The smart bet is Dak didn't feel anything at all in his shoulder, the result of medicinal help. The numbness meant no pain ... but may have led to his scatter-shooting passing results.

Prescott, though, promised that the injury wouldn't limit his aggressiveness and he proved true to his word when he plunged shoulder-first into a second-quarter collision attempting to gain a first down.

“He’s such a warrior,'' guard Zack Martin said. "He didn’t let on if it was hurting. He's got a bum shoulder, puts it down and tries to get the first down. It’s inspiring to everyone.”

Ah, but ... it wasn't. It wasn't "inspiring.'' The Dallas bench was not ignited. Head coach Jason Garrett's emotions did not change. Teammates like Amari Cooper's mopey demeanor was not altered.

While the 7-8 Cowboys still have a shot at the NFL Playoffs (Dak admitted to some level of embarrassment over "needing help'' this weekend from a Philly loss at the Giants combined with Dallas topping Washington), there is nothing at all about this program that is "inspired.'' It's devolved to the point to where they look plodding on grass, cannot win on the road, cannot be counted on to score a touchdown, cannot be counted on to record a takeaway, and are therefore left with the bare minimum a football team should be able to ask of itself.

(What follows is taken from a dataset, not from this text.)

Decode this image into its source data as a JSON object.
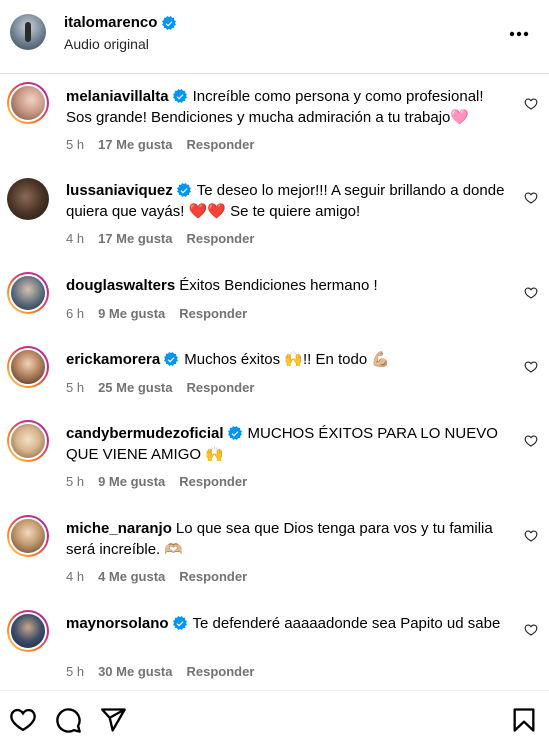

The most important player on the team ... tries hard. That's not the same as 53 guys trying hard, or of 53 men bonding together as "brothers'' (a concept this bunch continues to pay lip service to) and it's not the same as the quarterback actually being "good'' or his teammates actually being "good.''

But for the Dallas Cowboys right now, as losers of eight of their last 12 games? Dak Prescott "trying hard'' is about all they have to brag about.